Interim analysis had previously reported that two-thirds of the patients responded to ceritinib—consistent with response rates of other ALK inhibitors. And responses were regardless of whether or not patients had brain metastases. In the final analysis, the investigators described the median OS of 51.3 months and also the progression-free survival and the duration of response as “prolonged and clinically relevant” in these “heavily pre-treated” patients.
The safety profile was described as consistent with previous analyses of ceritinib regimens in other clinical settings and as having the known safety profile of ceritinib. Adverse events were “manageable” by means of dose reductions or interruptions. And the researchers did not find any new “safety signals.”
Quality of life was generally maintained during ceritinib treatment and the investigators concluded the results further supported the positive benefit–risk profile of ceritinib in ALK inhibitor-naïve patients who had ALK gene-rearranged NSCLC.
“The situation in ALK-positive patients is that in first line we have a number of options,” Felip noted. Following the approval of crizotinib [after study comparison with chemotherapy], ceritinib had been approved—also by being compared with chemotherapy. Alectinib and brigatinib had longer progression-free survivals compared to crizotinib,” she said. “So in the majority of guidelines, these four options are considered as first line: crizotinib, ceritinib, brigatinib, and alectinib.
“What we have presented here is important information—the updated overall survival with longer follow-up.”
When she was asked what the distinguishing feature of ceritinib was in terms of ALK inhibition, she described it as a “second-generation” ALK inhibitor [that had been] known to be an active agent because it had been compared to platinum-pemetrexed chemotherapy in the past showing longer progression-free survival.
Felip acknowledged there were outstanding issues such as toxicity. “So we have presented information here that the toxicity in the clinical trial is mainly GI toxicity and liver toxicity,” she said. Dose reductions were permitted in ASCEND-3 to manage toxicity and she said she was interested in the analysis from other investigators (also presenting at ESMO) that found equal efficacy from ceritinib taken at a daily dose of 450 mg with a low-fat meal.

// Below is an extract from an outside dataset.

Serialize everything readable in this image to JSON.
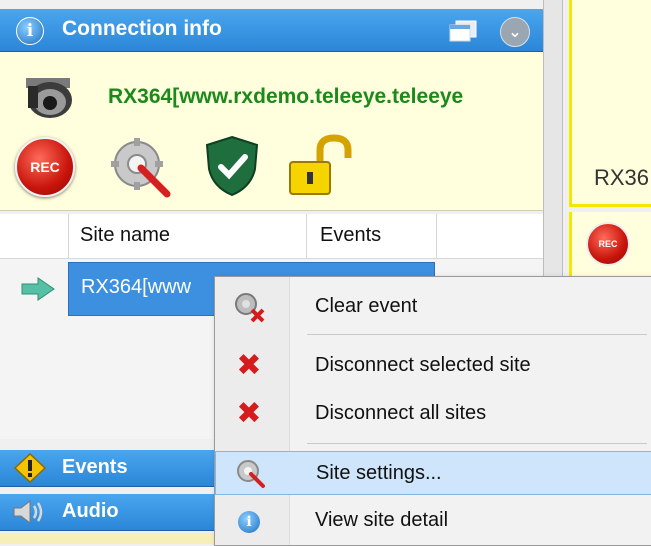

When she was asked to compare the final analysis of ASCEND-3 with historical data from other ALK inhibitors, she emphasized the importance of targeting the ALK rearrangement rather than the specific choice of inhibitor.
“All the ALK inhibitors that we now approve in first line have 60 or 70 percent response rates,” she said. “We expect that in patients with ALK-positive tumors treated with an ALK inhibitor. With this information, we cannot say one is better than another. We have a number of possibilities in the first-line setting of patients with ALK-positive tumors.”
And in the case of ceritinib, she was persuaded that a dose reduction was likely to be justified. “The results presented here are convincing me to give patients 450 mg or—if it's not possible from a regulatory point of view—to start with 750 mg but reduce the dose according to the toxicity without any problems,” Felip explained.
The message for busy oncologists was that testing for ALK variations in patients with NSCLC was important. “There are 4 percent of patients with these molecular alterations and we must treat these patients with an ALK inhibitor because we have shown very good overall survival outcomes,” Felip noted.
She said there were not clear rules for deciding which ALK inhibitor was the best to use. “We know that brigatinib and alectinib show longer progression-free survival when compared to crizotinib, and we have to consider the presence of CNS metastases and—probably—the toxicity.”
And she explained that clinicians are not in a position to recommend a particular agent for a specific patient. “The important [thing] is to diagnose these patients and to treat them with an ALK inhibitor. We have active agents—not only first line but also in second line. And we are [now] in the situation that we [can] obtain more than 4 years overall survival.”
Peter M. Goodwin is a contributing writer.